RECORDS TO PROCESS:
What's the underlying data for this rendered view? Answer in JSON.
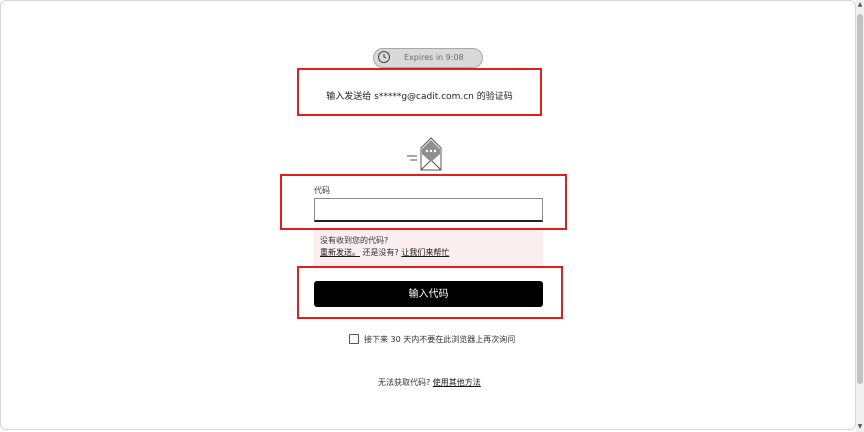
{
  "timer": {
    "text": "Expires in 9:08",
    "icon": "clock-icon"
  },
  "instruction": {
    "text": "输入发送给 s*****g@cadit.com.cn 的验证码"
  },
  "envelope": {
    "icon": "envelope-with-message-icon"
  },
  "code": {
    "label": "代码",
    "value": "",
    "placeholder": ""
  },
  "help": {
    "line1": "没有收到您的代码?",
    "resend_link": "重新发送。",
    "middle_text": "还是没有?",
    "help_link": "让我们来帮忙"
  },
  "submit": {
    "label": "输入代码"
  },
  "remember": {
    "checked": false,
    "text": "接下来 30 天内不要在此浏览器上再次询问"
  },
  "alternative": {
    "prompt": "无法获取代码?",
    "link": "使用其他方法"
  },
  "colors": {
    "highlight_border": "#e01e1e",
    "button_bg": "#000000",
    "help_bg": "#fbeeee",
    "timer_bg": "#d9d9d9"
  }
}
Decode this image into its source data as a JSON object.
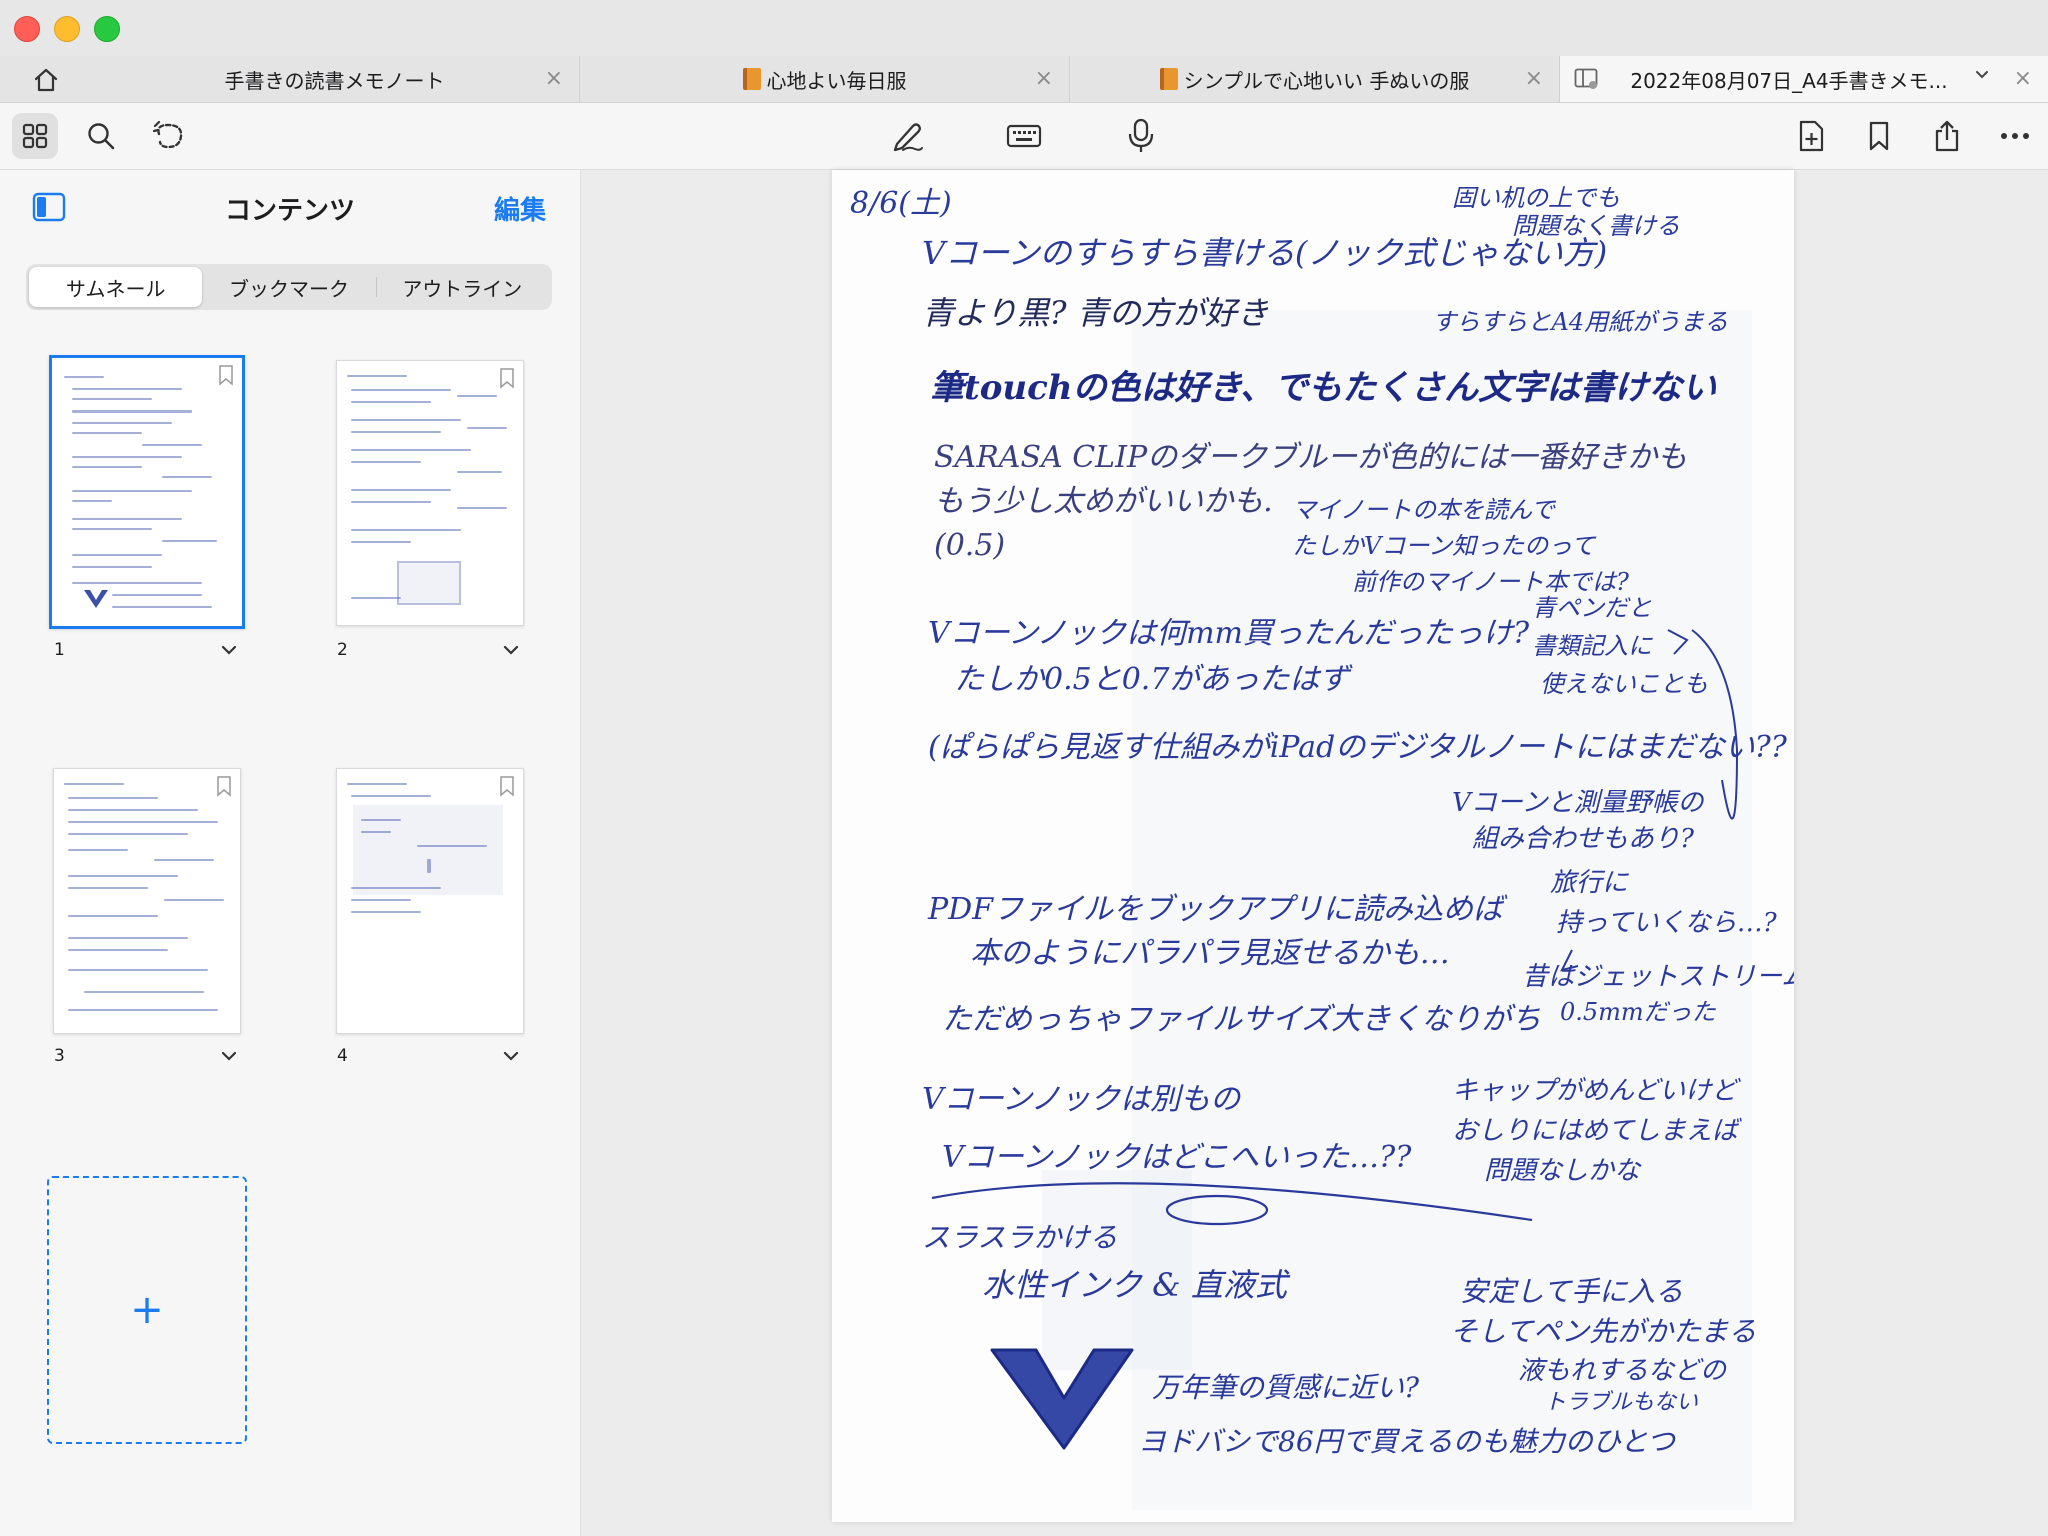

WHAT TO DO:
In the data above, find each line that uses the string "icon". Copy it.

RESPONSE TO THE EXERCISE:
    "icon": "clock-icon"
    "icon": "envelope-with-message-icon"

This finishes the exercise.